Stoke Newington High Street 1979

In September 1978 Ford motors set a pay increase of the government approved 5% – an amount immediately rejected by their workers. Soon 57,000 Ford workers were on strike. A relatively weak Transport and General Workers Union (TGWU), afraid of the rank and file control over the strike, made it official in October. The shop stewards demanded a 25% pay increase but after negotiations between the TGWU and Ford a pay increase of 17% was agreed. The government attempted to sanction Ford for the breach of the pay policy but after narrowly avoiding losing a vote of no confidence accepted that no sanctions could realistically be imposed on Ford. This meant that the government had no way of enforcing its pay policy,and unions which had not yet put in pay claims, began to twitch.

The next to take action were lorry drivers who followed the BP and Esso tanker drivers who refused to work overtime in support of a 40% pay increase, all went on strike in January 1979. Thousands of petrol stations were closed and drivers picketed firms that still had lorries on the road. After just over three weeks the drivers accepted a pay deal of just £1 less than the Unions had asked for.

By now the public sector workers were determined to keep up with the wage increases of their counterparts in the private sector. Gravediggers, notably, went on strike in Liverpool the council even considered telling the public that they could use the municipal cemeteries but only if they made “their own arrangements for grave digging”. Whitehall considered bringing in private contractors and even troops but the thought of ‘unseemly scenes’ at cemetery gates quickly halted that idea.

On January 22 1979 there was a “Day of Action” held by public sector unions and 1.5 million workers went on strike. It was the largest general stoppage of work in the UK since the General Strike of 1926. There was a demonstration of 140,000 people in London alone. Many workers remained out on strike indefinitely including the waste collection workers with many local councils running out of space to store waste. The sight of rubbish piles building up around the country On February 21 the workers accepted a 11% increase and went back to work.

Stoke Newington Common in the Binmen’s strike 1979 – home to the young Marc Bolan

Seal Street 1979
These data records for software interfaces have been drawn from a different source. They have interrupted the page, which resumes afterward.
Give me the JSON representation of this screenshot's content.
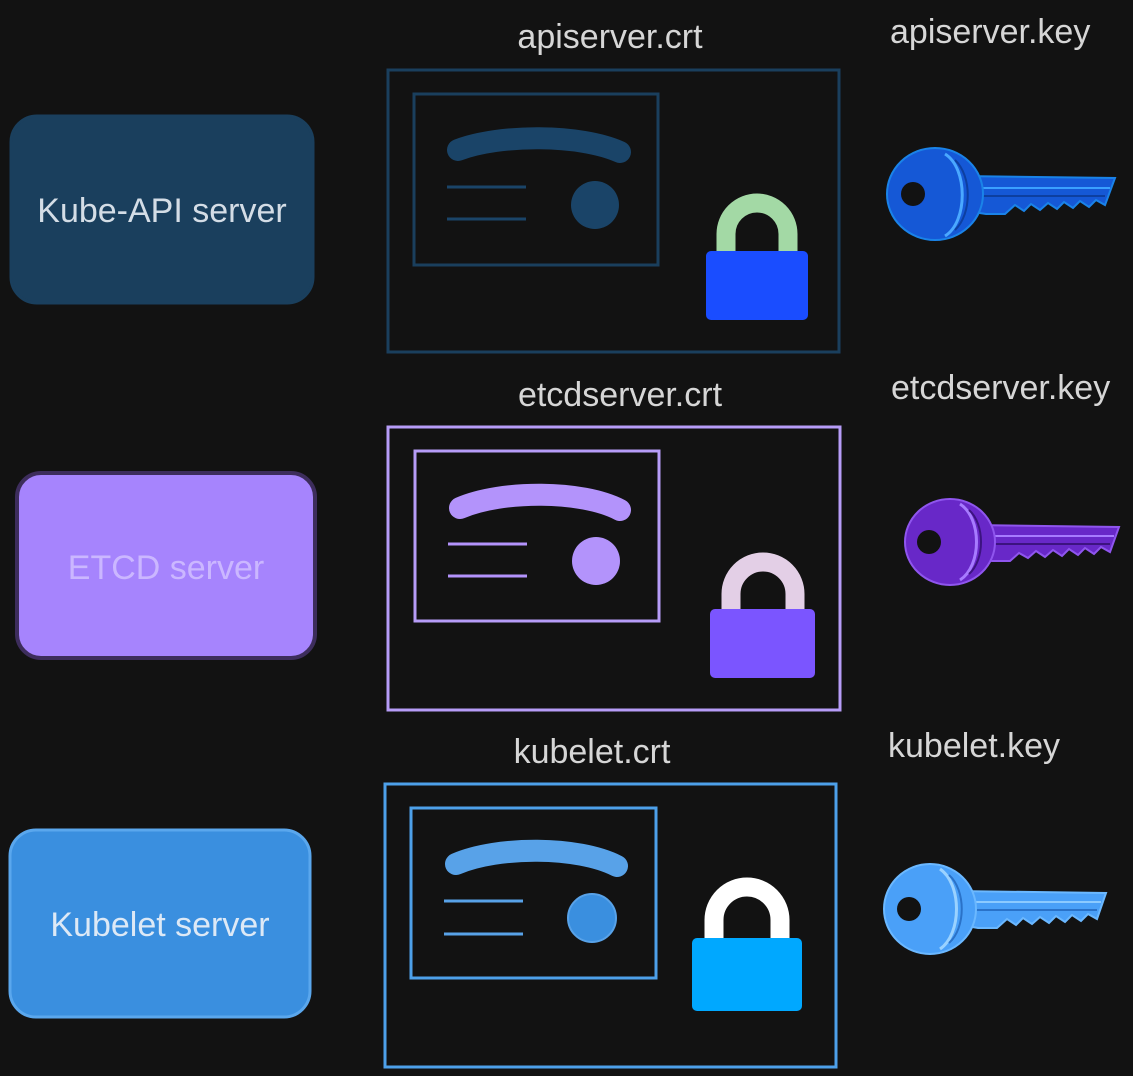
{
  "rows": [
    {
      "id": "kube-api",
      "server_label": "Kube-API server",
      "cert_label": "apiserver.crt",
      "key_label": "apiserver.key",
      "colors": {
        "server_fill": "#1a3f5d",
        "server_stroke": "#1a3f5d",
        "server_text": "#d4dde6",
        "cert_stroke": "#1a3f5d",
        "cert_accent": "#1a4468",
        "lock_shackle": "#a3d9a5",
        "lock_body": "#1a4dff",
        "key_fill": "#1558d6",
        "key_edge": "#1a83e8"
      }
    },
    {
      "id": "etcd",
      "server_label": "ETCD server",
      "cert_label": "etcdserver.crt",
      "key_label": "etcdserver.key",
      "colors": {
        "server_fill": "#a684fd",
        "server_stroke": "#3d2d5c",
        "server_text": "#cbb7ff",
        "cert_stroke": "#b69cf7",
        "cert_accent": "#b393fb",
        "lock_shackle": "#e3cfe6",
        "lock_body": "#7b55ff",
        "key_fill": "#6828c8",
        "key_edge": "#8f55ee"
      }
    },
    {
      "id": "kubelet",
      "server_label": "Kubelet server",
      "cert_label": "kubelet.crt",
      "key_label": "kubelet.key",
      "colors": {
        "server_fill": "#3a8fdf",
        "server_stroke": "#5aa7ed",
        "server_text": "#dde9f6",
        "cert_stroke": "#4da0e9",
        "cert_accent": "#58a2e8",
        "lock_shackle": "#ffffff",
        "lock_body": "#00a8ff",
        "key_fill": "#4aa0f8",
        "key_edge": "#6bb8ff"
      }
    }
  ]
}
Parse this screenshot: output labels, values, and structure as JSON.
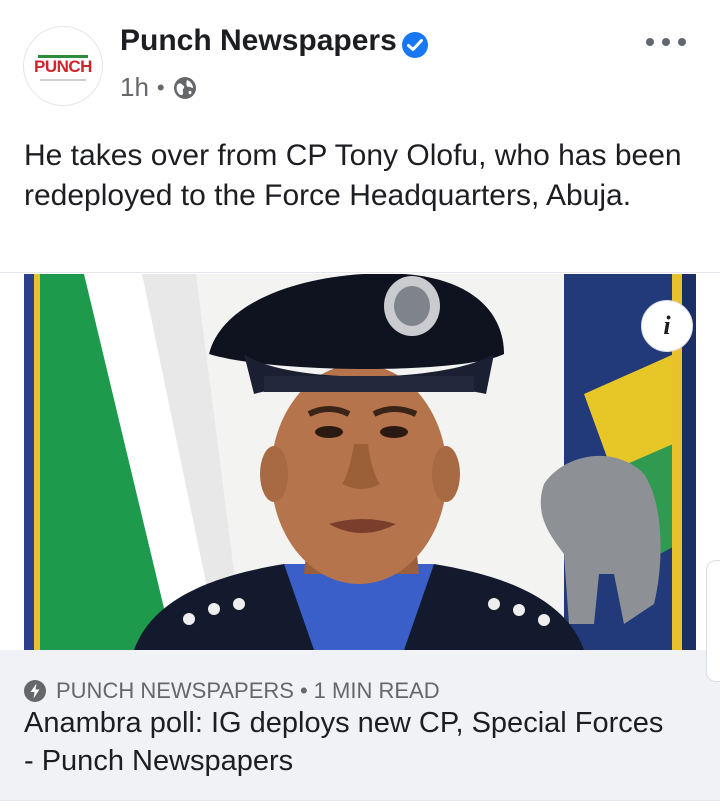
{
  "post": {
    "page_name": "Punch Newspapers",
    "avatar_text": "PUNCH",
    "time": "1h",
    "separator": "•",
    "caption": "He takes over from CP Tony Olofu, who has been redeployed to the Force Headquarters, Abuja."
  },
  "link": {
    "source": "PUNCH NEWSPAPERS",
    "separator": "•",
    "read_time": "1 MIN READ",
    "title": "Anambra poll: IG deploys new CP, Special Forces - Punch Newspapers"
  },
  "icons": {
    "verified": "verified-badge-icon",
    "audience": "globe-icon",
    "more": "more-options-icon",
    "info": "info-icon",
    "instant": "lightning-bolt-icon"
  },
  "colors": {
    "verified_blue": "#1877f2",
    "meta_gray": "#65676b",
    "footer_bg": "#f0f2f5",
    "brand_red": "#d2232a"
  }
}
Tinned-up shops on Stoke Newington High Street 1979

Another row of tinned-up houses in Stoke Newington 1979

Stoke Newington High Street 1979
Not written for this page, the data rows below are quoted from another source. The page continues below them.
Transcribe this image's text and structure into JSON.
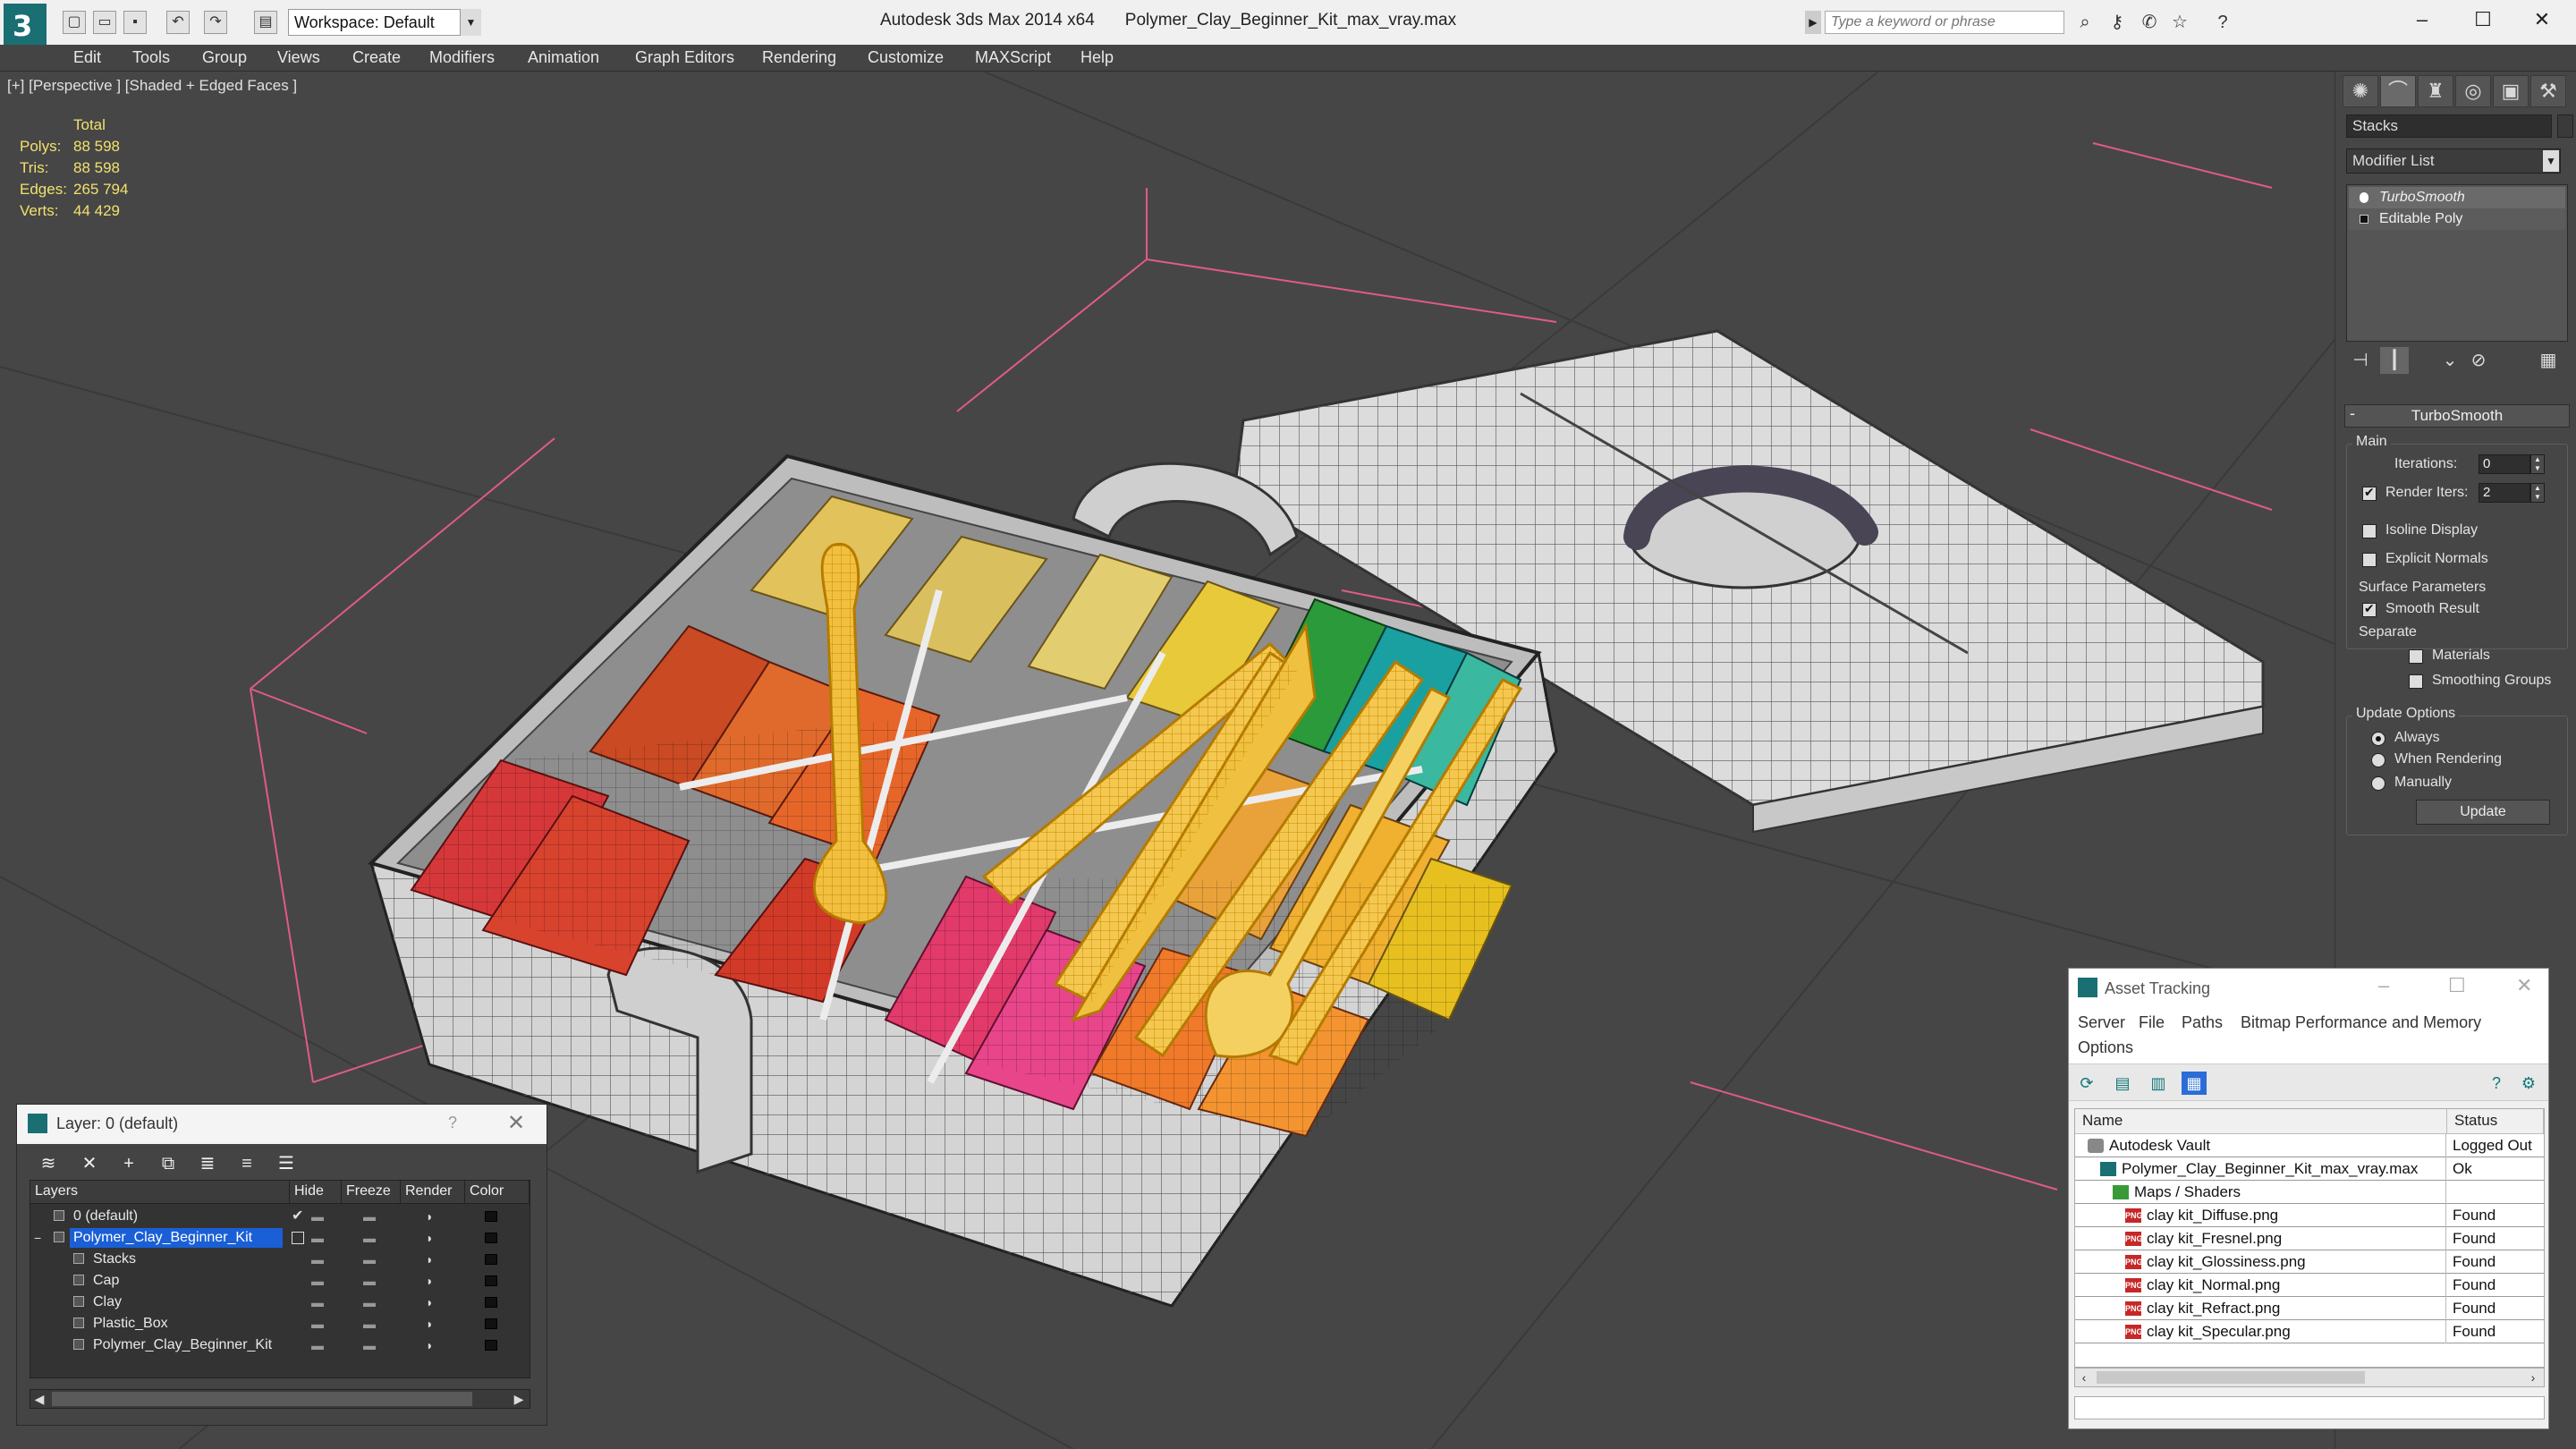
{
  "titlebar": {
    "workspace": "Workspace: Default",
    "app_name": "Autodesk 3ds Max  2014 x64",
    "file_name": "Polymer_Clay_Beginner_Kit_max_vray.max",
    "search_placeholder": "Type a keyword or phrase"
  },
  "menu": {
    "items": [
      "Edit",
      "Tools",
      "Group",
      "Views",
      "Create",
      "Modifiers",
      "Animation",
      "Graph Editors",
      "Rendering",
      "Customize",
      "MAXScript",
      "Help"
    ]
  },
  "viewport": {
    "label": "[+] [Perspective ] [Shaded + Edged Faces ]",
    "stats": {
      "header": "Total",
      "rows": [
        {
          "label": "Polys:",
          "value": "88 598"
        },
        {
          "label": "Tris:",
          "value": "88 598"
        },
        {
          "label": "Edges:",
          "value": "265 794"
        },
        {
          "label": "Verts:",
          "value": "44 429"
        }
      ]
    }
  },
  "command_panel": {
    "stack_name": "Stacks",
    "modifier_list": "Modifier List",
    "stack": [
      "TurboSmooth",
      "Editable Poly"
    ],
    "rollout": "TurboSmooth",
    "main": {
      "title": "Main",
      "iterations_label": "Iterations:",
      "iterations_value": "0",
      "render_iters_label": "Render Iters:",
      "render_iters_value": "2",
      "render_iters_checked": true,
      "isoline": "Isoline Display",
      "explicit_normals": "Explicit Normals"
    },
    "surface": {
      "title": "Surface Parameters",
      "smooth_result": "Smooth Result",
      "separate": "Separate",
      "materials": "Materials",
      "smoothing_groups": "Smoothing Groups"
    },
    "update": {
      "title": "Update Options",
      "always": "Always",
      "when_rendering": "When Rendering",
      "manually": "Manually",
      "button": "Update"
    }
  },
  "layer_dialog": {
    "title": "Layer: 0 (default)",
    "help": "?",
    "columns": {
      "layers": "Layers",
      "hide": "Hide",
      "freeze": "Freeze",
      "render": "Render",
      "color": "Color"
    },
    "rows": [
      {
        "name": "0 (default)",
        "level": 0
      },
      {
        "name": "Polymer_Clay_Beginner_Kit",
        "level": 0
      },
      {
        "name": "Stacks",
        "level": 1
      },
      {
        "name": "Cap",
        "level": 1
      },
      {
        "name": "Clay",
        "level": 1
      },
      {
        "name": "Plastic_Box",
        "level": 1
      },
      {
        "name": "Polymer_Clay_Beginner_Kit",
        "level": 1
      }
    ]
  },
  "asset_dialog": {
    "title": "Asset Tracking",
    "menu": [
      "Server",
      "File",
      "Paths",
      "Bitmap Performance and Memory",
      "Options"
    ],
    "columns": {
      "name": "Name",
      "status": "Status"
    },
    "rows": [
      {
        "name": "Autodesk Vault",
        "status": "Logged Out",
        "indent": 0,
        "icon": "vault"
      },
      {
        "name": "Polymer_Clay_Beginner_Kit_max_vray.max",
        "status": "Ok",
        "indent": 1,
        "icon": "max"
      },
      {
        "name": "Maps / Shaders",
        "status": "",
        "indent": 2,
        "icon": "maps"
      },
      {
        "name": "clay kit_Diffuse.png",
        "status": "Found",
        "indent": 3,
        "icon": "png"
      },
      {
        "name": "clay kit_Fresnel.png",
        "status": "Found",
        "indent": 3,
        "icon": "png"
      },
      {
        "name": "clay kit_Glossiness.png",
        "status": "Found",
        "indent": 3,
        "icon": "png"
      },
      {
        "name": "clay kit_Normal.png",
        "status": "Found",
        "indent": 3,
        "icon": "png"
      },
      {
        "name": "clay kit_Refract.png",
        "status": "Found",
        "indent": 3,
        "icon": "png"
      },
      {
        "name": "clay kit_Specular.png",
        "status": "Found",
        "indent": 3,
        "icon": "png"
      }
    ]
  }
}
Stoke Newington Commo

Dalston Junction Station 1979 The large building beyond the station was the Dalston Theatre home of the Four Aces Club
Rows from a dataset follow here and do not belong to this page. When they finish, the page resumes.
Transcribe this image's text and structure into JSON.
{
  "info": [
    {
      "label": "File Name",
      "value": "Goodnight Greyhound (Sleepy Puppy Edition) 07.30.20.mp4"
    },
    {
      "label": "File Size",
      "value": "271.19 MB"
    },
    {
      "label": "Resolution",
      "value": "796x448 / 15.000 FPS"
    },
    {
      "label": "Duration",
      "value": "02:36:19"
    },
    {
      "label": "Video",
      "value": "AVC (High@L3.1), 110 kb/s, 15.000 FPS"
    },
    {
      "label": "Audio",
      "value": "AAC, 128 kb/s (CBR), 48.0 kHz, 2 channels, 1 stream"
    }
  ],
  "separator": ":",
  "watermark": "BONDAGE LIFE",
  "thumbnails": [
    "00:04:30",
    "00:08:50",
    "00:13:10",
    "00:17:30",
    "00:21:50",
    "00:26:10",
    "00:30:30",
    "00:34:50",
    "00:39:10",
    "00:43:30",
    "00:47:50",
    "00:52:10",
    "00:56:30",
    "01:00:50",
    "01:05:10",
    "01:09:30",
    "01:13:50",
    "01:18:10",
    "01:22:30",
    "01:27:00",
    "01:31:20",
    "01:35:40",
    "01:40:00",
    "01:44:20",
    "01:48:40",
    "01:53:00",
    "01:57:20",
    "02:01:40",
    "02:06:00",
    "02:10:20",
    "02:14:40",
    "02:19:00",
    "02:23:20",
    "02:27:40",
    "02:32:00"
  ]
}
Ridley Road 1979

Seal Street 1979

Ridley Road 1979

Colvestone Crescent 1979 Rubbish piling up during the Binmen’s strike

The strikes, following an agreement with the TUC and the government after weeks of negotiation, should have ended on February 14. Many of the Unions, however, had relatively little control over their members at the time and many of the strikes continued to the end of February. In the end 29,474,000 working days had been lost.

On the 28th March, 1979 James Callaghan lost a parliamentary vote of confidence by a minority of one. When the result was announced the Tory MPs cheered jubilantly while the Labour MPs tried to drown them by sombrely standing and singing the Red Flag. It meant that Callaghan was the first Prime Minister since Ramsay MacDonald in 1924 to be forced into an election by the chamber.

 

Ironically in 1969 Callaghan had led a cabinet revolt which led to the abandonment of a proposed reform of trade union law outlined in a Barbara Castle white paper called ‘In Place of Strife’. Had Castle’s white paper been implemented, most of the action during the Winter of Discontent would have been illegal.

On the 4 May 1979 Margaret Thatcher became Prime Minister…

That didn’t go down well with Alan Denney who once said: “I just thought it was important to photograph these things, and hopefully make people so angry that they’d rise up and defeat capitalism. Well, that didn’t happen, but I still think it’s important to maintain a critical stance towards capitalism. It’s clearly not meeting people’s needs. It’s giving us war, poverty, ill health, damaging our planet. We need to be angry about that, but unfortunately people in the West seem reasonably content.”

Stoke Newington Common

Birkbeck Road junction with Ridley Road 1979